Ghost’s Of Girlfriends PastHe's obviously abusing the ellipsis [kids, don't smoke a lot of weed!], but his apostrophes--missing and present--are largely catastrophes. He's missing two and has one extra, meaning he only used the apostrophe correctly 25 percent of the time in this paragraph.
GOGP...began work in Boston 6 weeks ago...nice to be in a winter environment after 3 summers in a row, but that California sun gonna feel good in June....I am having a blast...my character, Conner Mead, really has a strong point of view on love, women, and family...he’s even funnier and more heartfelt than I thought he was on the page...its cool being in a very edgy comedy where the dialogue and situations skirt that "R" rated innuendo..its adult humor for the young at heart... (Read...more...)
Just in case anyone else is dazed and confused, apostrophes are used:
1) in contractions. When two words collide and drop a letter, the apostrophe lets you know that's [short for "that has"] happened.
2) in possessives. The apostrophe tells you it's Matthew McConaughey's blog.
They are not used to make plurals, though we will politely look the other way if you mention the "A's" on your report card.
There is such a thing as a plural possessive, however. To make these, first find the plural form of the noun. Woman becomes women. Then, add the apostrophe+S. Women's.

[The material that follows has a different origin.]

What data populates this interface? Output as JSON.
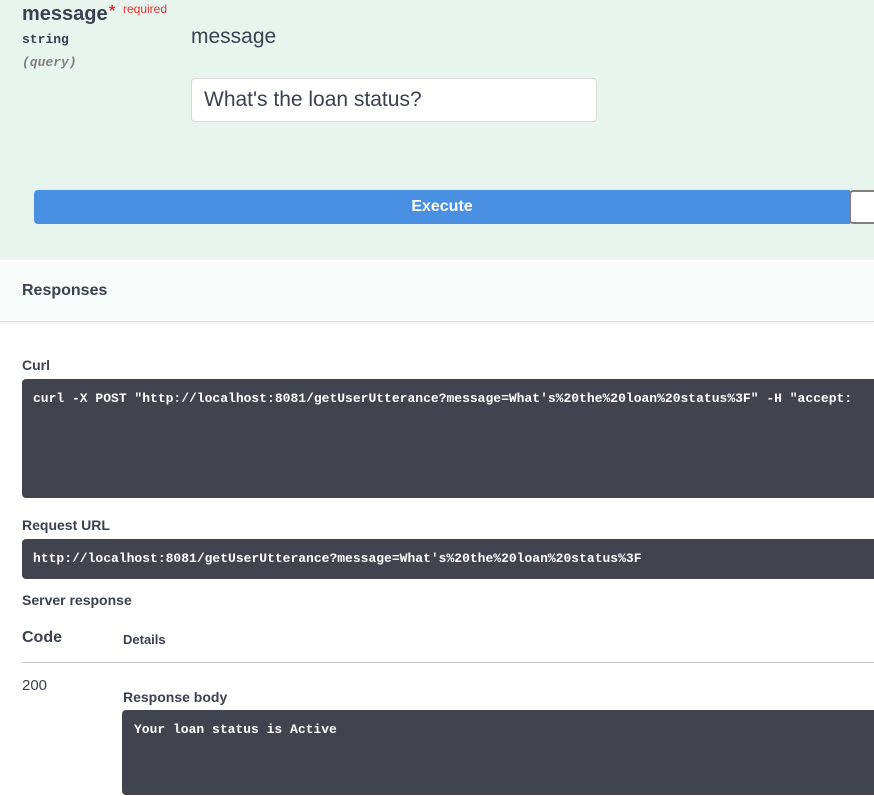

This is really only tricky when your noun ends in S. He is Hank Jones. He is one of the Joneses. Keeping up with the Joneses' investments is difficult.